On that call, Labor Secretary Hilda Solis announced her agency and the Homeland Security Department have signed an agreement that essentially says Immigration and Customs Enforcement will refrain from conducting raids or doing other immigration enforcement activities at most work places if there is an ongoing Labor Department investigation at the business.

The issue of children who are U.S. citizens being separated from parents has come into sharper focus in recent weeks after a young New York girl was forced to leave the country with her grandfather. They had been in Guatemala and were returning when the grandfather was detained at an airport and denied entry to the U.S. because of a decades-old violation on his record. Her parents were waiting for the 4-year-old in New York but she was made to leave rather than be united with her parents. She was recently reunited with her parents.

In a separate incident, Maria Bolanos said at the news conference she called Prince George's County, Md., law officers after a fight with her husband, hoping for help. Instead they turned her over to Immigration and Customs Enforcement and now she is fighting a deportation order.

"I don't want to be separated from my daughter," said Bolanos, who is from El Salvador.

Rep. Luis Gutierrez, D-Ill., said the president "is only looking at one aspect of the law" by choosing not to suspend deportations by directing his administration to find ways to postpone them.
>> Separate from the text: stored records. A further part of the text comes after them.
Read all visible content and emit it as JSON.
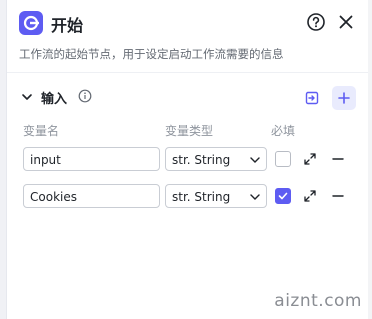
{
  "node": {
    "title": "开始",
    "description": "工作流的起始节点，用于设定启动工作流需要的信息",
    "icon": "start-node-icon"
  },
  "header_actions": {
    "help_icon": "help-circle-icon",
    "close_icon": "close-icon"
  },
  "input_section": {
    "title": "输入",
    "info_icon": "info-icon",
    "import_icon": "import-icon",
    "add_icon": "plus-icon",
    "columns": {
      "name": "变量名",
      "type": "变量类型",
      "required": "必填"
    },
    "rows": [
      {
        "name": "input",
        "type": "str. String",
        "required": false
      },
      {
        "name": "Cookies",
        "type": "str. String",
        "required": true
      }
    ]
  },
  "colors": {
    "accent": "#5e5cf2",
    "accent_soft": "#e9ebfd",
    "text": "#1f2329",
    "muted": "#646a73"
  },
  "watermark": "aiznt.com"
}
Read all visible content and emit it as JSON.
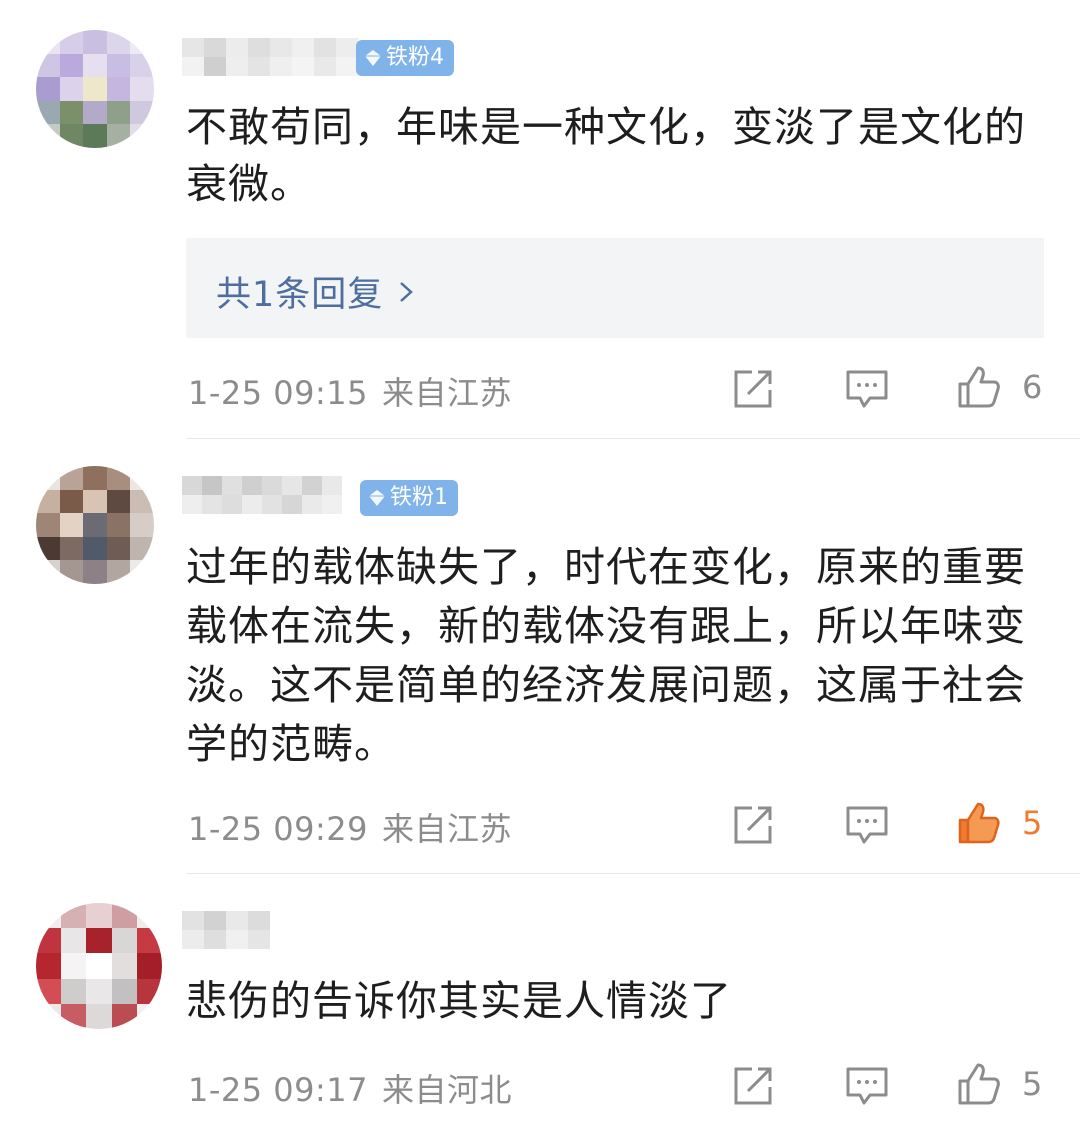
{
  "comments": [
    {
      "badge": "铁粉4",
      "text": "不敢苟同，年味是一种文化，变淡了是文化的衰微。",
      "reply_label": "共1条回复",
      "time": "1-25 09:15",
      "location": "来自江苏",
      "likes": "6",
      "liked": false
    },
    {
      "badge": "铁粉1",
      "text": "过年的载体缺失了，时代在变化，原来的重要载体在流失，新的载体没有跟上，所以年味变淡。这不是简单的经济发展问题，这属于社会学的范畴。",
      "time": "1-25 09:29",
      "location": "来自江苏",
      "likes": "5",
      "liked": true
    },
    {
      "text": "悲伤的告诉你其实是人情淡了",
      "time": "1-25 09:17",
      "location": "来自河北",
      "likes": "5",
      "liked": false
    }
  ],
  "icons": {
    "share": "share-icon",
    "comment": "comment-icon",
    "like": "thumbs-up-icon",
    "badge": "diamond-icon"
  },
  "colors": {
    "badge_bg": "#7fb3ea",
    "reply_link": "#4e6e9e",
    "liked": "#f07a32",
    "meta": "#8c8c8c"
  }
}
"We are asking for balance and for consideration of immigrants with deep, long-term equities in this country and for temporary relief until we are able to get legislation passed and implemented," Gutierrez said.